Emanuel S. Gold­smith; Bar­nett Zumoff, trans.
  • Review
By – September 7, 2011

This is an Eng­lish-lan­guage abridge­ment of the orig­i­nal two-vol­ume anthol­o­gy of Yid­dish lit­er­a­ture pub­lished by the Con­gress for Jew­ish Cul­ture in 1999 and 2002

It includes poet­ry, short sto­ries, and essays from a vari­ety of the best Yid­dish writ­ers of the last cen­tu­ry, from Edelsh­tat and Tsun­z­er to Korn and Singer. Each author is intro­duced with a few sen­tences, fol­lowed by selec­tions from their work. While the book seems designed to intro­duce non-Yid­dish speak­ing read­ers to many of the themes of Yid­dish lit­er­a­ture — per­se­cu­tion, pogroms, immi­gra­tion, assim­i­la­tion, spir­i­tu­al­i­ty— the uneven­ness of the trans­la­tions does a dis­ser­vice to some writ­ers, par­tic­u­lar­ly the poets.

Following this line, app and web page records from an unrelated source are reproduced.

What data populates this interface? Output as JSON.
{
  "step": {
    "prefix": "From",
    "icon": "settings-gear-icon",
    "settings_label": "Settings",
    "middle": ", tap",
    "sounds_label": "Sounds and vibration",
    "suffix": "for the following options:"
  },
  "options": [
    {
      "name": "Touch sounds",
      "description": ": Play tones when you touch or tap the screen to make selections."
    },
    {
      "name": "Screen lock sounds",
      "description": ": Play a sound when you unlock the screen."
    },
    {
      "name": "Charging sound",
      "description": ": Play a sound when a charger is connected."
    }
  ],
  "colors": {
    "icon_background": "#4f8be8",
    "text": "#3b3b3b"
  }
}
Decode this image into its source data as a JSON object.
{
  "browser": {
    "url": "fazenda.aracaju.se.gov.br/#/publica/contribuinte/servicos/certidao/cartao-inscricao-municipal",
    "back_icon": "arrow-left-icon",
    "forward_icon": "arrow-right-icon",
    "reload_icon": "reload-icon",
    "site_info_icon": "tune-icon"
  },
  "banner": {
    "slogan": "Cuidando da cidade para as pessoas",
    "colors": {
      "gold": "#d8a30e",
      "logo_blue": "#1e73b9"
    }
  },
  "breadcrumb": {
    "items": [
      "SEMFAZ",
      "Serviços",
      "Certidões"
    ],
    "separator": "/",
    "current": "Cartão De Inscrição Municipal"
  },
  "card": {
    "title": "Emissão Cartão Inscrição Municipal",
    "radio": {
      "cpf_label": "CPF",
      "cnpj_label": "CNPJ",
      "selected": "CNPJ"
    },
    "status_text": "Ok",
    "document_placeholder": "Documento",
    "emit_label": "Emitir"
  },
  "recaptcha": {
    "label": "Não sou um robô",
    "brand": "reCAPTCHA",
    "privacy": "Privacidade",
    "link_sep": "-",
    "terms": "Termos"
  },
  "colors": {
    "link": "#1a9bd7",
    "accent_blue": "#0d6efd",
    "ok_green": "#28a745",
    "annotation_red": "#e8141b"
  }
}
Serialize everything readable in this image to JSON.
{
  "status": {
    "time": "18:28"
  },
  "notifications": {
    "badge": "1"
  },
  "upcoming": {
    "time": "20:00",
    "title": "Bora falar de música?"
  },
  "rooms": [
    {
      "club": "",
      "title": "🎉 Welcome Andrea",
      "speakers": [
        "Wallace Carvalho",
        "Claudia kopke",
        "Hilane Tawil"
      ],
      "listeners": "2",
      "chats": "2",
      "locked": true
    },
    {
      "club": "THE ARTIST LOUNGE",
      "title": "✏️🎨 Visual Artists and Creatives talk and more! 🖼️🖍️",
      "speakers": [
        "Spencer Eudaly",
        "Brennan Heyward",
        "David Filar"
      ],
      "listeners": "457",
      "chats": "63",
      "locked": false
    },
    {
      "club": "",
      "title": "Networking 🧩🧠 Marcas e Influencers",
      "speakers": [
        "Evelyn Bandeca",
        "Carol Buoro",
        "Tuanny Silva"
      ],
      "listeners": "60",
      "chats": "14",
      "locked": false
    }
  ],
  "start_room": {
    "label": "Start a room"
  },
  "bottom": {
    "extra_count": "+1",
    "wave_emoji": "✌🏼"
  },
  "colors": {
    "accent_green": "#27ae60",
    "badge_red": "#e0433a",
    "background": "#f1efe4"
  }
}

Bet­ti­na Berch, author of the recent biog­ra­phy, From Hes­ter Street to Hol­ly­wood: The Life and Work of Anzia Yezier­s­ka, teach­es part-time at the Bor­ough of Man­hat­tan Com­mu­ni­ty College.

Discussion Questions